Could behavioral medicine lead the web data revolution? A recent viewpoint published in the Journal of the American Medical Association outlined how this could come to pass, exploring the value of "digital footprints" left on search engines and social media and how they can yield health insights.
Behavioral medicine should embrace web data to fill in an area where traditional surveillance is incomplete, according to the article's authors, from San Diego State University Graduate School of Public Health, the Santa Fe Institute and Johns Hopkins University.
How can behavior health use web data? The authors listed six ways, including:
- Observing manifestation of mental health problems is easier online: This web data can reveal assumption-free insights into concerns.
- Reflection of more than individual views, because social context is captured online: The data can reveal how social norms spread and influence population health.
- Effective interventions in behavioral medicine involve changes in public policy: Web data can identify alerts for policy changes and pathways for health advocacy.
Recently, the American Hospital Association published a guide on integrating behavioral health across the continuum of care that included information on the use of technology for effective integration.
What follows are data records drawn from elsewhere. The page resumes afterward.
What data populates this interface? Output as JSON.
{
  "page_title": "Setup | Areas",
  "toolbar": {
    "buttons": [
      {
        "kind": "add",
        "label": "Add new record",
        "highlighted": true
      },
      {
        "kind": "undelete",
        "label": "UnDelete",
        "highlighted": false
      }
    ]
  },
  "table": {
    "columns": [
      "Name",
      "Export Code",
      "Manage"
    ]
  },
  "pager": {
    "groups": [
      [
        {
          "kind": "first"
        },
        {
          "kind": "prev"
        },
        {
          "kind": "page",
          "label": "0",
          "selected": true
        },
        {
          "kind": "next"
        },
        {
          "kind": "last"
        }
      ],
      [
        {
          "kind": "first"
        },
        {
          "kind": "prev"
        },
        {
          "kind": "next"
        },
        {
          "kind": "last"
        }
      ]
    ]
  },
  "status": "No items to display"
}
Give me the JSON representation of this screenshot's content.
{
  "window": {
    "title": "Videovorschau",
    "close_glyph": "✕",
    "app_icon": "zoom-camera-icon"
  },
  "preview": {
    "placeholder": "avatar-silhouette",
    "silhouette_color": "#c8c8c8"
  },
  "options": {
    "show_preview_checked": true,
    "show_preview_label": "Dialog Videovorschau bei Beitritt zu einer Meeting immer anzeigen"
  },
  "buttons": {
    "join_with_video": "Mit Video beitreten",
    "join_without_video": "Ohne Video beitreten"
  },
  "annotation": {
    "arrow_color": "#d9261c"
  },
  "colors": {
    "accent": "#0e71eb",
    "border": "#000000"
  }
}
"Billions of digital footprints from nearly all parts of the United States and from countries around the world provide a powerful opportunity to expand the evidence base across medicine," the article's authors concluded. "However, for the reasons mentioned previously and more related reasons yet to be expressed, behavioral medicine potentially has the most to gain from web data and could be essential to the broader web data revolution."
Last spring, the American Telemedicine Association published best practices for providing mental health services through personal computer webcams and other devices with interactive video capabilities. The document--"Practice Guidelines For Video-Based Online Mental Health Services"--was developed with input from groups such as the American Psychiatric Association, the American Counseling Association and the National Association for Social Workers, as well as payers, academics, technical engineers and others.